Required work
Print the records exactly. Miss nothing.

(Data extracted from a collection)
++++

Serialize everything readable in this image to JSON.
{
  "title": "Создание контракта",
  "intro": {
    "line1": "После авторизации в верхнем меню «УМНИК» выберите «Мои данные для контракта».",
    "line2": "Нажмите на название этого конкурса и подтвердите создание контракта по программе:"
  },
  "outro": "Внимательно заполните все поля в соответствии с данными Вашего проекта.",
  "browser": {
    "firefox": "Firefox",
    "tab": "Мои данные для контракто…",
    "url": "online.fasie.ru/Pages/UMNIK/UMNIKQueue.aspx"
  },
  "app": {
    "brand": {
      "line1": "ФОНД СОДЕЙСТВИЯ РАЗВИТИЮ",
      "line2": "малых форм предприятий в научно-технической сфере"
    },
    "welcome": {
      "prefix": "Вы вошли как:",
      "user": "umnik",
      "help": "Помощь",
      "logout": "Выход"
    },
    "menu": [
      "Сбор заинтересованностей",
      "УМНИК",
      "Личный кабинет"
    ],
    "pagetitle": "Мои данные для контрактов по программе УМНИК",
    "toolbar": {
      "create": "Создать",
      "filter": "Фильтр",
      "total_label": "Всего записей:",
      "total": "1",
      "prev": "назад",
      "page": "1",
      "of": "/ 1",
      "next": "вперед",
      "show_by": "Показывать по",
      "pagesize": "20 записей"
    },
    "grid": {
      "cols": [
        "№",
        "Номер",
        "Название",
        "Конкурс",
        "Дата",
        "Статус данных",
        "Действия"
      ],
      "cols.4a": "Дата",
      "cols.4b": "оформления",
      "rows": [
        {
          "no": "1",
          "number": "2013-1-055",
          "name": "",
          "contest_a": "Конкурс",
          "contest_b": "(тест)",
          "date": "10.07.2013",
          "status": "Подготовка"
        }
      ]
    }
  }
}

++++

Response area
Serialize everything readable in this image to JSON.
{
  "title": "Создание контракта",
  "intro": {
    "line1": "После авторизации в верхнем меню «УМНИК» выберите «Мои данные для контракта».",
    "line2": "Нажмите на название этого конкурса и подтвердите создание контракта по программе:"
  },
  "outro": "Внимательно заполните все поля в соответствии с данными Вашего проекта.",
  "browser": {
    "firefox": "Firefox",
    "tab": "Мои данные для контракто…",
    "url": "online.fasie.ru/Pages/UMNIK/UMNIKQueue.aspx"
  },
  "app": {
    "brand": {
      "line1": "ФОНД СОДЕЙСТВИЯ РАЗВИТИЮ",
      "line2": "малых форм предприятий в научно-технической сфере"
    },
    "welcome": {
      "prefix": "Вы вошли как:",
      "user": "umnik",
      "help": "Помощь",
      "logout": "Выход"
    },
    "menu": [
      "Сбор заинтересованностей",
      "УМНИК",
      "Личный кабинет"
    ],
    "pagetitle": "Мои данные для контрактов по программе УМНИК",
    "toolbar": {
      "create": "Создать",
      "filter": "Фильтр",
      "total_label": "Всего записей:",
      "total": "1",
      "prev": "назад",
      "page": "1",
      "of": "/ 1",
      "next": "вперед",
      "show_by": "Показывать по",
      "pagesize": "20 записей"
    },
    "grid": {
      "cols": [
        "№",
        "Номер",
        "Название",
        "Конкурс",
        "Дата",
        "Статус данных",
        "Действия"
      ],
      "cols.4a": "Дата",
      "cols.4b": "оформления",
      "rows": [
        {
          "no": "1",
          "number": "2013-1-055",
          "name": "",
          "contest_a": "Конкурс",
          "contest_b": "(тест)",
          "date": "10.07.2013",
          "status": "Подготовка"
        }
      ]
    }
  }
}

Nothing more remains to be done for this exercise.